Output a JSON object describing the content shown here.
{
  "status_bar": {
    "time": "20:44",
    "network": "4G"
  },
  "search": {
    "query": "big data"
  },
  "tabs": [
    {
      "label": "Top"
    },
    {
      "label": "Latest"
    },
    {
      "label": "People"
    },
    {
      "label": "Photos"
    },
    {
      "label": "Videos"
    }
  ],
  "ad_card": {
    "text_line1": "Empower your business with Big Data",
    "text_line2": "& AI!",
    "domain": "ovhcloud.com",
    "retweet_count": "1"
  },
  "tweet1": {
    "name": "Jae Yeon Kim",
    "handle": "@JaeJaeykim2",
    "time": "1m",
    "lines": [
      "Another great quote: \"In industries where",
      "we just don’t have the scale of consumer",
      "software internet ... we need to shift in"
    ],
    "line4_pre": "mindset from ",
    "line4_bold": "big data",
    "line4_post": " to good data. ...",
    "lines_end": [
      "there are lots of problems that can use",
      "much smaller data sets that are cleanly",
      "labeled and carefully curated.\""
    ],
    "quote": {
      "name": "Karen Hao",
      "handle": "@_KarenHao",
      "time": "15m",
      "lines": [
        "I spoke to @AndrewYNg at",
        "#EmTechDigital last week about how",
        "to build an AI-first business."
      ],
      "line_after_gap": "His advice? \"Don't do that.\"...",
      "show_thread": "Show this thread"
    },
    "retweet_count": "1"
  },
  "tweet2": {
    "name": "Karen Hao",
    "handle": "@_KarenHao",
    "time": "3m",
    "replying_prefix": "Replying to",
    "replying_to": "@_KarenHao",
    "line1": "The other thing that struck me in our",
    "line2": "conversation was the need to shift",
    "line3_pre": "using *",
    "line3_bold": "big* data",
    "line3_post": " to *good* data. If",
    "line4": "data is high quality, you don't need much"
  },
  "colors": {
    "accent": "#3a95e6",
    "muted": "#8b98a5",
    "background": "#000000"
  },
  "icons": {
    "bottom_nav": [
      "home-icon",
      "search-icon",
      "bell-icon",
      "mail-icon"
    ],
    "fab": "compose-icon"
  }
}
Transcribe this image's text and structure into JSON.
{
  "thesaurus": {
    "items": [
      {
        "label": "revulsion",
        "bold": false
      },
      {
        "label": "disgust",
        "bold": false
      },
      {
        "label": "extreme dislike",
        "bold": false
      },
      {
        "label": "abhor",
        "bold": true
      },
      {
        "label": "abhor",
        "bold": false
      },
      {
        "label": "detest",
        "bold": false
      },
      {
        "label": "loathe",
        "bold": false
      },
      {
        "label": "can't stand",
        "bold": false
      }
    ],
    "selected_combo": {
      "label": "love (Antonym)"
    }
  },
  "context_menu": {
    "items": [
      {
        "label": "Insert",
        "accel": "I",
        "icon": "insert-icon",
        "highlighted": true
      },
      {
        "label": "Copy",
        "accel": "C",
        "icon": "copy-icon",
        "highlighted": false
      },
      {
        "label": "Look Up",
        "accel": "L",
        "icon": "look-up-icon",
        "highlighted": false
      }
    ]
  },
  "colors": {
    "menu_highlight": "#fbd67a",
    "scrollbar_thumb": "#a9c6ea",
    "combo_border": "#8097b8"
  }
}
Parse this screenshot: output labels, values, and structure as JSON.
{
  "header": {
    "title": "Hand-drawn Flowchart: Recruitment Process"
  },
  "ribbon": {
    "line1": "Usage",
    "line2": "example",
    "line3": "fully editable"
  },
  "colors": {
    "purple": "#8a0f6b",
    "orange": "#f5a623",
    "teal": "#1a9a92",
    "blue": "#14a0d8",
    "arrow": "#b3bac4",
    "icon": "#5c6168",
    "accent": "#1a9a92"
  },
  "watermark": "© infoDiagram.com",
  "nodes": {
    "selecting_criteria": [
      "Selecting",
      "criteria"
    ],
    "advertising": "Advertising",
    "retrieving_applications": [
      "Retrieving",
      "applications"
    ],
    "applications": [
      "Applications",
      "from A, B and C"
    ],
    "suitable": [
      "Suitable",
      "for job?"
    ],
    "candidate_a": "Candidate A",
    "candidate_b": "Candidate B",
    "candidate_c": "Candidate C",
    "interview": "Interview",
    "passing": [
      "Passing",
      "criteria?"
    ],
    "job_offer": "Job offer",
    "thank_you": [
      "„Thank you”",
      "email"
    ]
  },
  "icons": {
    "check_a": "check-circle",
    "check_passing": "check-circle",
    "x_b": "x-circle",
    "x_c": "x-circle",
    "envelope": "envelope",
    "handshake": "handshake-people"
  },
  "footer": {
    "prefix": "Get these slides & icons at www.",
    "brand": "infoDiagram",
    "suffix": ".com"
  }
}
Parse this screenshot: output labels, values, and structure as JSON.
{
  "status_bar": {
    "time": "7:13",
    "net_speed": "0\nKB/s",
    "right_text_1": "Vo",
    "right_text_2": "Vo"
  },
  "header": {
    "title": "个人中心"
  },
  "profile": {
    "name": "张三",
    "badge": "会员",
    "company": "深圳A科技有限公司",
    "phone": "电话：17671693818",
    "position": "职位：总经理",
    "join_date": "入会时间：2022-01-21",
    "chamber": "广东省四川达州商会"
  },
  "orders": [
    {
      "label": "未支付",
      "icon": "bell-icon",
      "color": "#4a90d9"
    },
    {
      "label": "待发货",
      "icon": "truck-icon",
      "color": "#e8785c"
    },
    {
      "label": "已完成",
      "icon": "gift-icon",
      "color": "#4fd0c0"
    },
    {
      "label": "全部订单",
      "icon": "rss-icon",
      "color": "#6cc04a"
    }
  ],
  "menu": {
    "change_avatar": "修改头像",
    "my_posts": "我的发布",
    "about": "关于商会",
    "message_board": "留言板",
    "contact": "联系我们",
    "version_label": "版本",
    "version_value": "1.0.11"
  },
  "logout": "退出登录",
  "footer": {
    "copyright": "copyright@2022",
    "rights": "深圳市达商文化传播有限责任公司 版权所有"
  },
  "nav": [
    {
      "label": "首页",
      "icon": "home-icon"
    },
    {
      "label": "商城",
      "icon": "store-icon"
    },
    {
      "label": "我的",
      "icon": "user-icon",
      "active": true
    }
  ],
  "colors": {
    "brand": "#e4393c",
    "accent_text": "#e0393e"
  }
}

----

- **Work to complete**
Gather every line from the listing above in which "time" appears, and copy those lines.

- **Result of the task**
    "time": "20:44",
    "time": "1m",
      "time": "15m",
    "time": "3m",
    "time": "7:13",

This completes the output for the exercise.